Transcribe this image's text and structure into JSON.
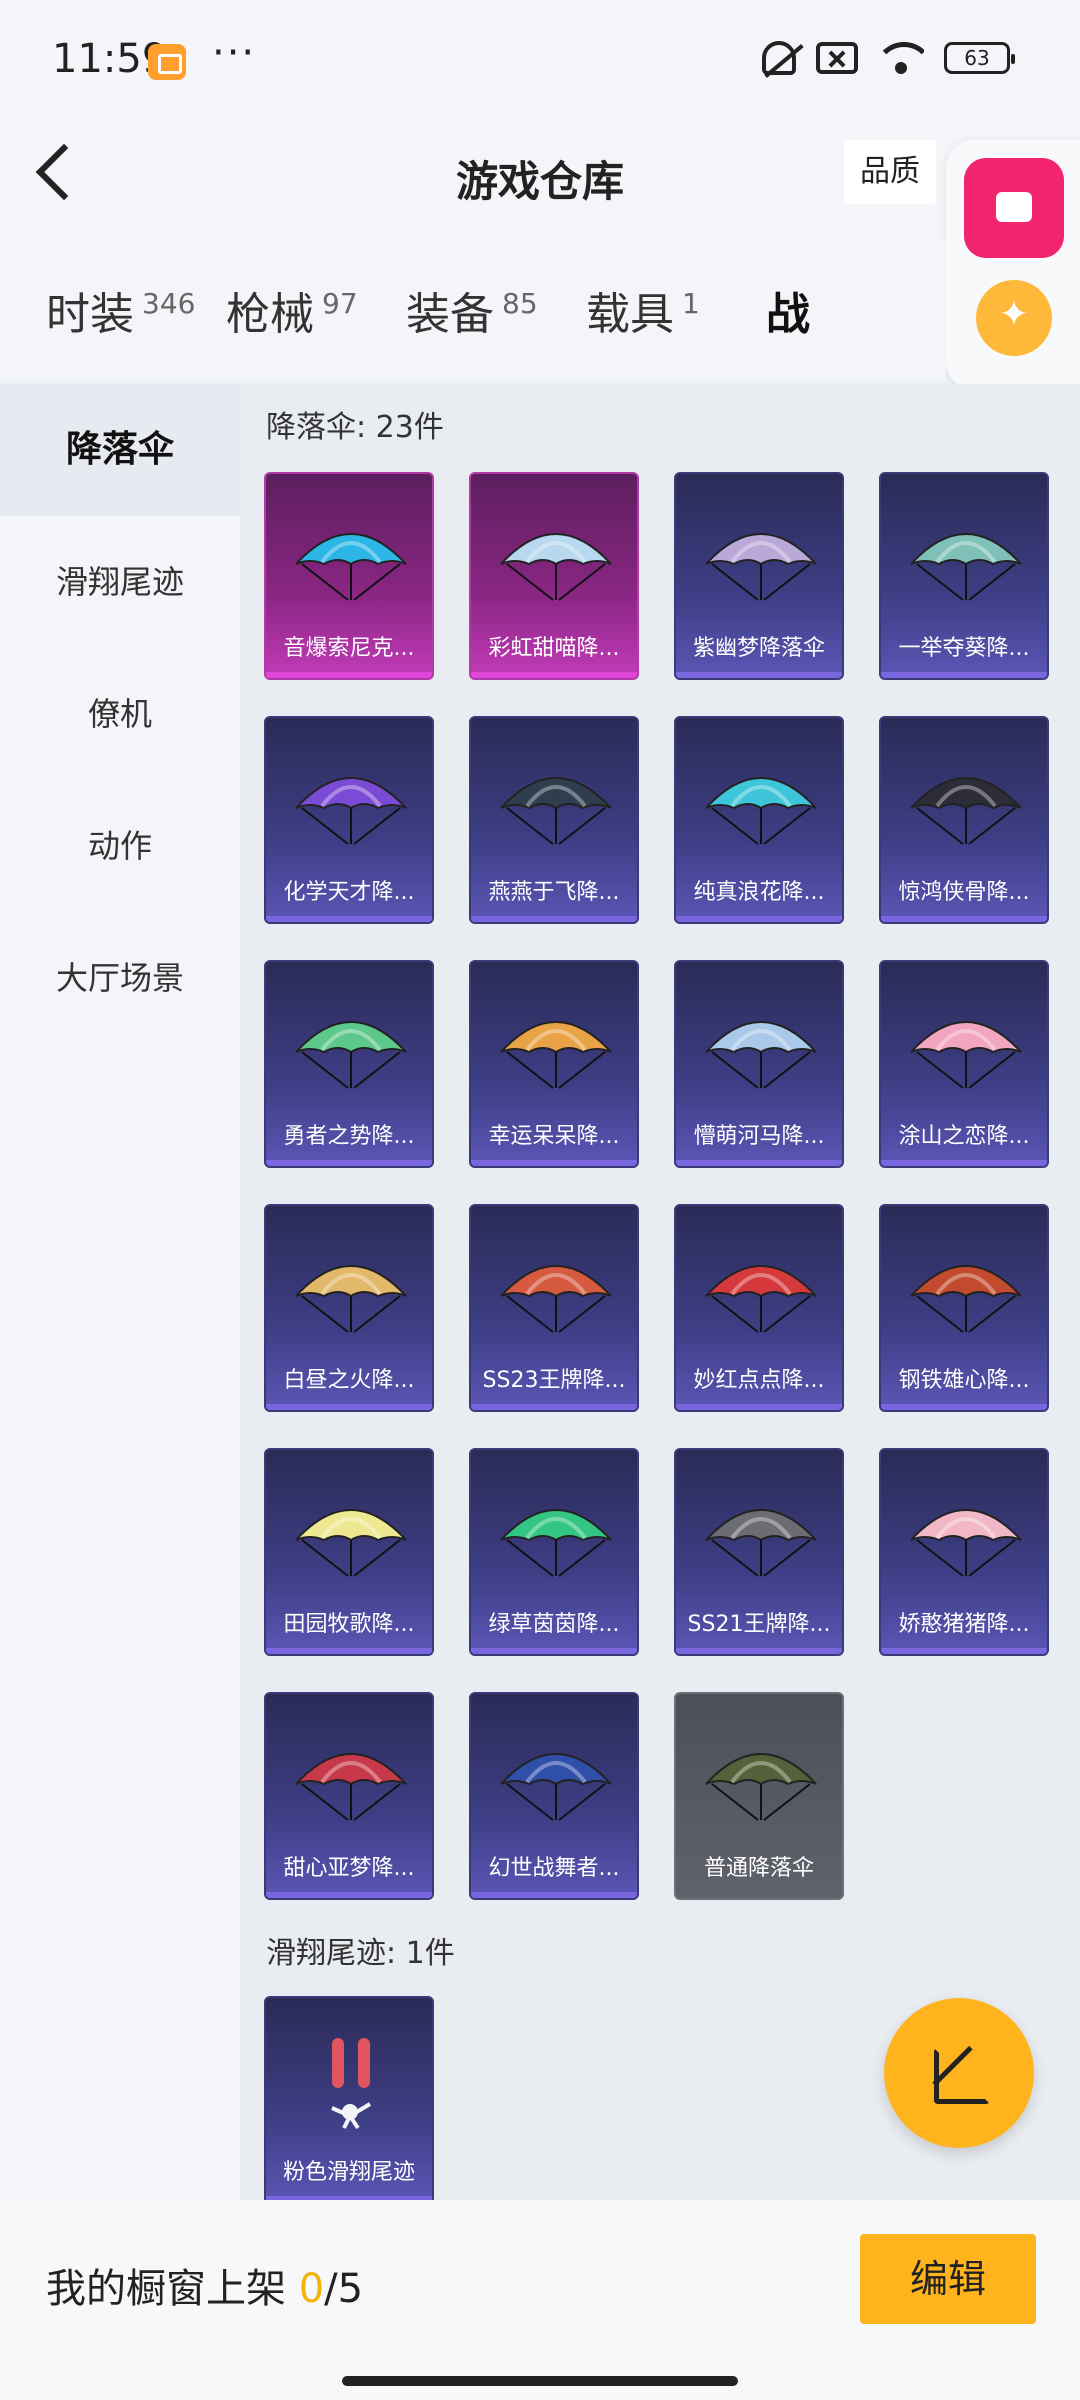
{
  "status_bar": {
    "time": "11:59",
    "dots": "···",
    "battery": "63",
    "icons": [
      "notification-badge-icon",
      "mute-bell-icon",
      "close-box-icon",
      "wifi-icon",
      "battery-icon"
    ]
  },
  "header": {
    "title": "游戏仓库",
    "quality_label": "品质"
  },
  "tabs": [
    {
      "label": "时装",
      "count": "346"
    },
    {
      "label": "枪械",
      "count": "97"
    },
    {
      "label": "装备",
      "count": "85"
    },
    {
      "label": "载具",
      "count": "1"
    },
    {
      "label": "战",
      "count": ""
    }
  ],
  "sidebar": {
    "items": [
      {
        "label": "降落伞"
      },
      {
        "label": "滑翔尾迹"
      },
      {
        "label": "僚机"
      },
      {
        "label": "动作"
      },
      {
        "label": "大厅场景"
      }
    ]
  },
  "sections": [
    {
      "label": "降落伞: 23件"
    },
    {
      "label": "滑翔尾迹: 1件"
    }
  ],
  "parachutes": [
    {
      "name": "音爆索尼克...",
      "rarity": "pink",
      "color": "#2bb6e6"
    },
    {
      "name": "彩虹甜喵降...",
      "rarity": "pink",
      "color": "#b7d8ef"
    },
    {
      "name": "紫幽梦降落伞",
      "rarity": "purple",
      "color": "#b9a8d8"
    },
    {
      "name": "一举夺葵降...",
      "rarity": "purple",
      "color": "#7fc1b8"
    },
    {
      "name": "化学天才降...",
      "rarity": "purple",
      "color": "#7b4bd6"
    },
    {
      "name": "燕燕于飞降...",
      "rarity": "purple",
      "color": "#2f3e4f"
    },
    {
      "name": "纯真浪花降...",
      "rarity": "purple",
      "color": "#3fc5d9"
    },
    {
      "name": "惊鸿侠骨降...",
      "rarity": "purple",
      "color": "#2d2d3a"
    },
    {
      "name": "勇者之势降...",
      "rarity": "purple",
      "color": "#5cc88a"
    },
    {
      "name": "幸运呆呆降...",
      "rarity": "purple",
      "color": "#e9a347"
    },
    {
      "name": "懵萌河马降...",
      "rarity": "purple",
      "color": "#aac8ea"
    },
    {
      "name": "涂山之恋降...",
      "rarity": "purple",
      "color": "#f1a5c0"
    },
    {
      "name": "白昼之火降...",
      "rarity": "purple",
      "color": "#e2b86b"
    },
    {
      "name": "SS23王牌降...",
      "rarity": "purple",
      "color": "#d65a3f"
    },
    {
      "name": "妙红点点降...",
      "rarity": "purple",
      "color": "#d6393c"
    },
    {
      "name": "钢铁雄心降...",
      "rarity": "purple",
      "color": "#c24a2e"
    },
    {
      "name": "田园牧歌降...",
      "rarity": "purple",
      "color": "#efe892"
    },
    {
      "name": "绿草茵茵降...",
      "rarity": "purple",
      "color": "#32c584"
    },
    {
      "name": "SS21王牌降...",
      "rarity": "purple",
      "color": "#6b6d73"
    },
    {
      "name": "娇憨猪猪降...",
      "rarity": "purple",
      "color": "#f2b7c7"
    },
    {
      "name": "甜心亚梦降...",
      "rarity": "purple",
      "color": "#c7394a"
    },
    {
      "name": "幻世战舞者...",
      "rarity": "purple",
      "color": "#2f4fa8"
    },
    {
      "name": "普通降落伞",
      "rarity": "gray",
      "color": "#55613a"
    }
  ],
  "trails": [
    {
      "name": "粉色滑翔尾迹",
      "rarity": "purple",
      "color": "#e0555f"
    }
  ],
  "bottom": {
    "shelf_prefix": "我的橱窗上架 ",
    "shelf_num": "0",
    "shelf_total": "/5",
    "edit_label": "编辑"
  },
  "colors": {
    "accent": "#ffb41e",
    "pink_badge": "#f2246f",
    "purple_card": "#3e3e86",
    "pink_card": "#8b2684"
  }
}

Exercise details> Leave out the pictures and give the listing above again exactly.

Solution to the problem>
Transcribe this image's text and structure into JSON.
{
  "status_bar": {
    "time": "11:59",
    "dots": "···",
    "battery": "63",
    "icons": [
      "notification-badge-icon",
      "mute-bell-icon",
      "close-box-icon",
      "wifi-icon",
      "battery-icon"
    ]
  },
  "header": {
    "title": "游戏仓库",
    "quality_label": "品质"
  },
  "tabs": [
    {
      "label": "时装",
      "count": "346"
    },
    {
      "label": "枪械",
      "count": "97"
    },
    {
      "label": "装备",
      "count": "85"
    },
    {
      "label": "载具",
      "count": "1"
    },
    {
      "label": "战",
      "count": ""
    }
  ],
  "sidebar": {
    "items": [
      {
        "label": "降落伞"
      },
      {
        "label": "滑翔尾迹"
      },
      {
        "label": "僚机"
      },
      {
        "label": "动作"
      },
      {
        "label": "大厅场景"
      }
    ]
  },
  "sections": [
    {
      "label": "降落伞: 23件"
    },
    {
      "label": "滑翔尾迹: 1件"
    }
  ],
  "parachutes": [
    {
      "name": "音爆索尼克...",
      "rarity": "pink",
      "color": "#2bb6e6"
    },
    {
      "name": "彩虹甜喵降...",
      "rarity": "pink",
      "color": "#b7d8ef"
    },
    {
      "name": "紫幽梦降落伞",
      "rarity": "purple",
      "color": "#b9a8d8"
    },
    {
      "name": "一举夺葵降...",
      "rarity": "purple",
      "color": "#7fc1b8"
    },
    {
      "name": "化学天才降...",
      "rarity": "purple",
      "color": "#7b4bd6"
    },
    {
      "name": "燕燕于飞降...",
      "rarity": "purple",
      "color": "#2f3e4f"
    },
    {
      "name": "纯真浪花降...",
      "rarity": "purple",
      "color": "#3fc5d9"
    },
    {
      "name": "惊鸿侠骨降...",
      "rarity": "purple",
      "color": "#2d2d3a"
    },
    {
      "name": "勇者之势降...",
      "rarity": "purple",
      "color": "#5cc88a"
    },
    {
      "name": "幸运呆呆降...",
      "rarity": "purple",
      "color": "#e9a347"
    },
    {
      "name": "懵萌河马降...",
      "rarity": "purple",
      "color": "#aac8ea"
    },
    {
      "name": "涂山之恋降...",
      "rarity": "purple",
      "color": "#f1a5c0"
    },
    {
      "name": "白昼之火降...",
      "rarity": "purple",
      "color": "#e2b86b"
    },
    {
      "name": "SS23王牌降...",
      "rarity": "purple",
      "color": "#d65a3f"
    },
    {
      "name": "妙红点点降...",
      "rarity": "purple",
      "color": "#d6393c"
    },
    {
      "name": "钢铁雄心降...",
      "rarity": "purple",
      "color": "#c24a2e"
    },
    {
      "name": "田园牧歌降...",
      "rarity": "purple",
      "color": "#efe892"
    },
    {
      "name": "绿草茵茵降...",
      "rarity": "purple",
      "color": "#32c584"
    },
    {
      "name": "SS21王牌降...",
      "rarity": "purple",
      "color": "#6b6d73"
    },
    {
      "name": "娇憨猪猪降...",
      "rarity": "purple",
      "color": "#f2b7c7"
    },
    {
      "name": "甜心亚梦降...",
      "rarity": "purple",
      "color": "#c7394a"
    },
    {
      "name": "幻世战舞者...",
      "rarity": "purple",
      "color": "#2f4fa8"
    },
    {
      "name": "普通降落伞",
      "rarity": "gray",
      "color": "#55613a"
    }
  ],
  "trails": [
    {
      "name": "粉色滑翔尾迹",
      "rarity": "purple",
      "color": "#e0555f"
    }
  ],
  "bottom": {
    "shelf_prefix": "我的橱窗上架 ",
    "shelf_num": "0",
    "shelf_total": "/5",
    "edit_label": "编辑"
  },
  "colors": {
    "accent": "#ffb41e",
    "pink_badge": "#f2246f",
    "purple_card": "#3e3e86",
    "pink_card": "#8b2684"
  }
}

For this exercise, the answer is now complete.